Ha!, this not so young tinkerer was born in a time when there were no bits or bytes to be had for the common man, it was an analog world. We counted vacuum tubes, then transistors in pounds, shillings and pence! Everything was almost impossible to source.Am I wrong that most of the senior embedded tinkerers were born from the era of counting bits/bytes, dollars/cents and avoiding difficult to source components?
A computer was a far away dream when I was 10 years old. I recall finding a book that described how to build a "computer" from relays and rotary telephone dials, it was at least some kind of crude calculating device. I did not have the skill or resources to pursue it.

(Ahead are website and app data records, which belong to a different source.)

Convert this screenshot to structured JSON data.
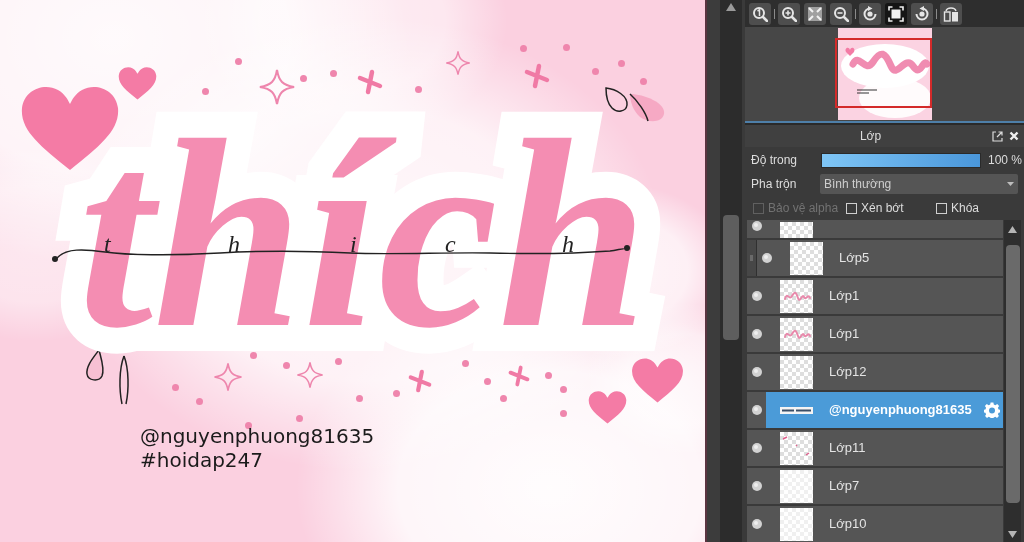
{
  "canvas": {
    "lettering": "thích",
    "script_letters": [
      "t",
      "h",
      "i",
      "c",
      "h"
    ],
    "signature": "@nguyenphuong81635",
    "hashtag": "#hoidap247"
  },
  "toolbar_groups": [
    [
      {
        "kind": "zoom-actual",
        "selected": false
      }
    ],
    [
      {
        "kind": "zoom-in",
        "selected": false
      },
      {
        "kind": "fit",
        "selected": false
      },
      {
        "kind": "zoom-out",
        "selected": false
      }
    ],
    [
      {
        "kind": "rotate-left",
        "selected": false
      },
      {
        "kind": "frame",
        "selected": true
      },
      {
        "kind": "rotate-right",
        "selected": false
      }
    ],
    [
      {
        "kind": "flip",
        "selected": false
      }
    ]
  ],
  "layer_panel": {
    "title": "Lớp",
    "opacity": {
      "label": "Độ trong",
      "level": 1,
      "reading": "100 %"
    },
    "blend": {
      "label": "Pha trộn",
      "value": "Bình thường"
    },
    "options": [
      {
        "label": "Bảo vệ alpha",
        "checked": false,
        "disabled": true
      },
      {
        "label": "Xén bớt",
        "checked": false,
        "disabled": false
      },
      {
        "label": "Khóa",
        "checked": false,
        "disabled": false
      }
    ],
    "layers": [
      {
        "kind": "checker",
        "visible": true,
        "clipped": false,
        "selected": false
      },
      {
        "name": "Lớp5",
        "kind": "checker",
        "visible": true,
        "clipped": true,
        "selected": false
      },
      {
        "name": "Lớp1",
        "kind": "lettering",
        "visible": true,
        "clipped": false,
        "selected": false
      },
      {
        "name": "Lớp1",
        "kind": "lettering",
        "visible": true,
        "clipped": false,
        "selected": false
      },
      {
        "name": "Lớp12",
        "kind": "checker",
        "visible": true,
        "clipped": false,
        "selected": false
      },
      {
        "name": "@nguyenphuong81635",
        "kind": "signature",
        "visible": true,
        "clipped": false,
        "selected": true
      },
      {
        "name": "Lớp11",
        "kind": "marks",
        "visible": true,
        "clipped": false,
        "selected": false
      },
      {
        "name": "Lớp7",
        "kind": "white",
        "visible": true,
        "clipped": false,
        "selected": false
      },
      {
        "name": "Lớp10",
        "kind": "white",
        "visible": true,
        "clipped": false,
        "selected": false
      }
    ]
  }
}
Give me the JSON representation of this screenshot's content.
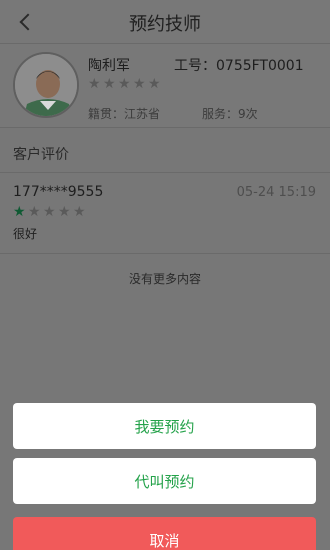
{
  "header": {
    "title": "预约技师"
  },
  "technician": {
    "name": "陶利军",
    "job_number_label": "工号：0755FT0001",
    "rating": 0,
    "origin": "籍贯：江苏省",
    "service_count": "服务：9次"
  },
  "reviews_section": {
    "title": "客户评价",
    "items": [
      {
        "phone": "177****9555",
        "time": "05-24 15:19",
        "stars": 1,
        "comment": "很好"
      }
    ]
  },
  "no_more": "没有更多内容",
  "actions": {
    "book": "我要预约",
    "book_for_other": "代叫预约",
    "cancel": "取消"
  },
  "colors": {
    "accent_green": "#24a24a",
    "cancel_red": "#f15a5a",
    "overlay": "#777777"
  }
}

Digital logic, TTL, came into my life age 13 or 14. Now I can start counting bits! Expensive bits they were too. I did not get to program a computer, a main frame, till I was 17. The micro-processor, bare chips mind or crude, expensive dev boards, could be first had when I was 20.
And kids here today are complaining because they can't by lots of full up Linux running computers for the price of a Big Mac! Amazing what progress has occurred.
It certainly takes patience, time and effort.Investing in a development platform is a long-term commitment that one does not take lightly.
It certainly seems to have done that. There over 10 million Pi out there and I see new projects every day. No doubt thousands of projects I do not see. The bigger Pi fuel all that enthusiasm admirably, and for a very good price.I thought that moving to the raspberry pi camp would offer the inspiration, resources, and support needed to chase random ideas for projects.
This whole squabble over the Pi zero is like kids fighting over the free toy that drops out of a corn flake packet at breakfast time.